Jeff Lukasak, founder and president of PSE Event Housing, chose a practical view of the forced adaptation.
"The reason is because they could—they have the leverage," he says. " The housing companies will just have to figure it out, whether it's being more efficient internally to save costs, and in time reduce headcount.
Omni Hotel and Resorts, a private company, has kept the 10-percent rate, but didn't reveal much with its statement from Dan Surette, Omni senior vice present of sales and marketing:
“We continuously evaluate our distribution channels and associated costs,” he says. “Through our strong relationships with group intermediaries, we have received positive feedback from them about our position in the marketplace. We value these relationships and see them as an extension of our team. Their knowledge of the industry and the business they bring to our hotels and resorts throughout the year are greatly appreciated."
When pressed for why exactly Omni chose to hold the line, Surette says, "Because we felt it was the right decision for our business."
Rachel Lunderborg, Global Director, Solutions & Analytics with CWT Meetings & Events, explains what clients can do to mitigate the impact of these commission cuts. After all, like Lukasak says, third-party housing companies can only control how they react to the commission drops. She says control management strategies should get a fresh look.
"This includes putting in place preferred agreements with suppliers and focusing on other terms and conditions," she says. "It’s really about negotiating hard over the business terms to make up the difference from the reduction in commission. Organizations have to refocus their volume and spend to those suppliers who have not cut commission. That’s where you can make a difference.”
In the meantime, boutique hotels have, in general, held the line. Dream Hotel Group
recently announced it would maintain a 12 percent commission through 2019’s first quarter.
“The response we received from increasing the group commission was so positive, that extending the 12 percent commission … was a no brainer for our team,” says Jay Stein, chief executive officer of Dream Hotel Group. “As a company, Dream Hotel Group recognizes and values the important role our intermediary partners play in attracting group business to our hotels and we are proud to continue to support and maintain these long-standing partnerships.”
Sterenson explains how he's adapted and how the changes have affected his business.
"I haven’t changed a thing about the way I operate due to commission reductions. I haven’t burned bridges; I haven’t barked up any flagpoles; I haven’t ruffled any feathers," he says. "I was prepared for it, I redoubled my efforts to grow my business as it was happening, and were I not to have a 5-year old and 3-year old at home, I might truly be sleeping better at night as a result."
Sterenson says he made a concerted effort to increase overall group volume, and had he not done so, he thinks he would have felt a hit, particularly because his group make-up is mostly short term.
"While many third parties are booking well into the 2020s, my groups are booked and consumed within the same calendar year," he says. "I’ve seen plenty of 7 percent commission checks so far. They’re pretty obvious, too—they don’t end in whole dollars."
Shawna Suckow, founder and chairman of SPIN: Senior Planners Industry Network, says she doesn't think the reductions are one-offs.

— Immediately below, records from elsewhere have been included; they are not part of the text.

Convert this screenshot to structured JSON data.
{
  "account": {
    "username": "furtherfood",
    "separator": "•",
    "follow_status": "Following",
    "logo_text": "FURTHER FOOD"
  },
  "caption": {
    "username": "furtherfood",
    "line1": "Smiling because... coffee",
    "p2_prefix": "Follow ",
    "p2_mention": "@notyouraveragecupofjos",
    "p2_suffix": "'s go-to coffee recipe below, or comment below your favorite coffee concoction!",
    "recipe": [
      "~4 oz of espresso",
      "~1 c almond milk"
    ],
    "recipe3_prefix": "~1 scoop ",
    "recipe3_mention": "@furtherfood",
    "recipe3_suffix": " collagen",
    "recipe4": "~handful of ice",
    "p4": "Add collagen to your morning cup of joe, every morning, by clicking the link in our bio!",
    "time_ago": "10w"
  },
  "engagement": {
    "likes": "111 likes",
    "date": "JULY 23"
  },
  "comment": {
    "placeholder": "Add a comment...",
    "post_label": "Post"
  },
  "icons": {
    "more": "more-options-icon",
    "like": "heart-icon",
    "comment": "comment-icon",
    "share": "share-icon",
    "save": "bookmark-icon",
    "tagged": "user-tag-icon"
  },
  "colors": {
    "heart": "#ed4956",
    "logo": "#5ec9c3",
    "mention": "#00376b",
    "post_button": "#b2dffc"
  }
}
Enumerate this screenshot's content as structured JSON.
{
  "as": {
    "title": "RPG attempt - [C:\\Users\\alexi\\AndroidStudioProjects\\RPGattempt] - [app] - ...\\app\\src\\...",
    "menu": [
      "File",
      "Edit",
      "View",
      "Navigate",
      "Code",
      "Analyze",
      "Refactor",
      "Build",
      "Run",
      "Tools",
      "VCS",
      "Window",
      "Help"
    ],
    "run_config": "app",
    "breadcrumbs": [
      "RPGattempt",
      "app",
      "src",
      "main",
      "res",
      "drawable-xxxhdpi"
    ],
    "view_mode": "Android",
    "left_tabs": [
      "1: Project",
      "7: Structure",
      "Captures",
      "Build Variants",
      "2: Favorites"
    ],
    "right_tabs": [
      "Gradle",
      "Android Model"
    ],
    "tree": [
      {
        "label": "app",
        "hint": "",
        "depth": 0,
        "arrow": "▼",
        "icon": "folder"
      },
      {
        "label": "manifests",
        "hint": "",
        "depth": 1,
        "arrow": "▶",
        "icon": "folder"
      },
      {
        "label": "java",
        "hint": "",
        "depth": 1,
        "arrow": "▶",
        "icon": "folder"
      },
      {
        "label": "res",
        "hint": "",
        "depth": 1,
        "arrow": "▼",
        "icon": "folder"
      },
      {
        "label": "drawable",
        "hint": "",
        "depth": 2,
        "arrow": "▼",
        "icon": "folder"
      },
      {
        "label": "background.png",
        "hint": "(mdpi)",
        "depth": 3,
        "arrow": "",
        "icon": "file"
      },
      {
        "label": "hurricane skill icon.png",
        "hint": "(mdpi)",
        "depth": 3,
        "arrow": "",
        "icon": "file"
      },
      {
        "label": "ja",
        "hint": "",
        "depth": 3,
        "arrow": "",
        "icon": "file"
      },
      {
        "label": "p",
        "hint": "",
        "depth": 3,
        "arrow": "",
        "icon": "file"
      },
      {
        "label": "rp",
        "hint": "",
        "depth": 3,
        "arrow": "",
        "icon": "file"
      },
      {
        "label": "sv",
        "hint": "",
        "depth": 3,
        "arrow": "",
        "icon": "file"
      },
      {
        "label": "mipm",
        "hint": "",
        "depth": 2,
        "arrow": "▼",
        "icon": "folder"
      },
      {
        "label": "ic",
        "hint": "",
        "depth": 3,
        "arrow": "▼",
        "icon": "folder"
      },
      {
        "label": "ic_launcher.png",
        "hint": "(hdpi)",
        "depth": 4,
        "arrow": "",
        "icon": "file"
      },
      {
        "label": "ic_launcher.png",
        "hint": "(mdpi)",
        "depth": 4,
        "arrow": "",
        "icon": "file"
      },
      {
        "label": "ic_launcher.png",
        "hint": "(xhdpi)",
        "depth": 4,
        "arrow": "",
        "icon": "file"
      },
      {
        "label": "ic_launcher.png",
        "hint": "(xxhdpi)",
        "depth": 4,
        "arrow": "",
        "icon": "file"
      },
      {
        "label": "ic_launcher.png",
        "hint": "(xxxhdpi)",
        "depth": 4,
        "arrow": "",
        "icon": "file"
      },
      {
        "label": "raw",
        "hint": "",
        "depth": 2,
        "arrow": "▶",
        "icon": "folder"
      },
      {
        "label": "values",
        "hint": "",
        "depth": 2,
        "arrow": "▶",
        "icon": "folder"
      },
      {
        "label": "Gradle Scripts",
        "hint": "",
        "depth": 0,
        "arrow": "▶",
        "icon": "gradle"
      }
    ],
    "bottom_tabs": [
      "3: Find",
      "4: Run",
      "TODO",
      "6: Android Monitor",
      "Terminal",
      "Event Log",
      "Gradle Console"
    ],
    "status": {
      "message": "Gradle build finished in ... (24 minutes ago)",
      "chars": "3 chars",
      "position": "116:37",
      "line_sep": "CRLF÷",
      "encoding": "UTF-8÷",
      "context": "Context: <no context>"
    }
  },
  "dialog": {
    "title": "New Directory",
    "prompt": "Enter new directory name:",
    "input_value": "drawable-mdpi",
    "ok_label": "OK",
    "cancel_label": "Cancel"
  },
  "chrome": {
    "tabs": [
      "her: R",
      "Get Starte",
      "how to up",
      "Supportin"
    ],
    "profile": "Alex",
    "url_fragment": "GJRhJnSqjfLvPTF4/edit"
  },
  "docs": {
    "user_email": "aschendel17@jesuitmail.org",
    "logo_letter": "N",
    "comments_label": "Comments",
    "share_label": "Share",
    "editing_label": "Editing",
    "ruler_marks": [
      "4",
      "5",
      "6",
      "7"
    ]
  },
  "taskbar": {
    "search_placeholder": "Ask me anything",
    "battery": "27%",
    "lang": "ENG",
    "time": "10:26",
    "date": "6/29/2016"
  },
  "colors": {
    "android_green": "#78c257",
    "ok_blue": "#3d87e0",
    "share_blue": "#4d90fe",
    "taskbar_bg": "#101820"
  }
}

"Just like airlines continued to reduce commissions over time, so will the hotels," she says. "What's scary is that there are very few travel agents around these days. I believe we'll see a sizeable decrease in the number of independent planners and procurement specialists.
"Those who will survive are the ones who are savvy enough to recoup lost income by proving their value and justifying increased compensation to the corporations who hire them. The only saving grace, ironically, might be the next recession. As hotels get desperate (again) for business, will they increase commissions? Time will tell."
Sterenson has his own thoughts on the future.
"I hesitate to predict the direction of commissions—I’d rather not fuel any self-fulfilling prophecies," he says. "But suffice it to say that I’m not concerned that third parties are being made extinct."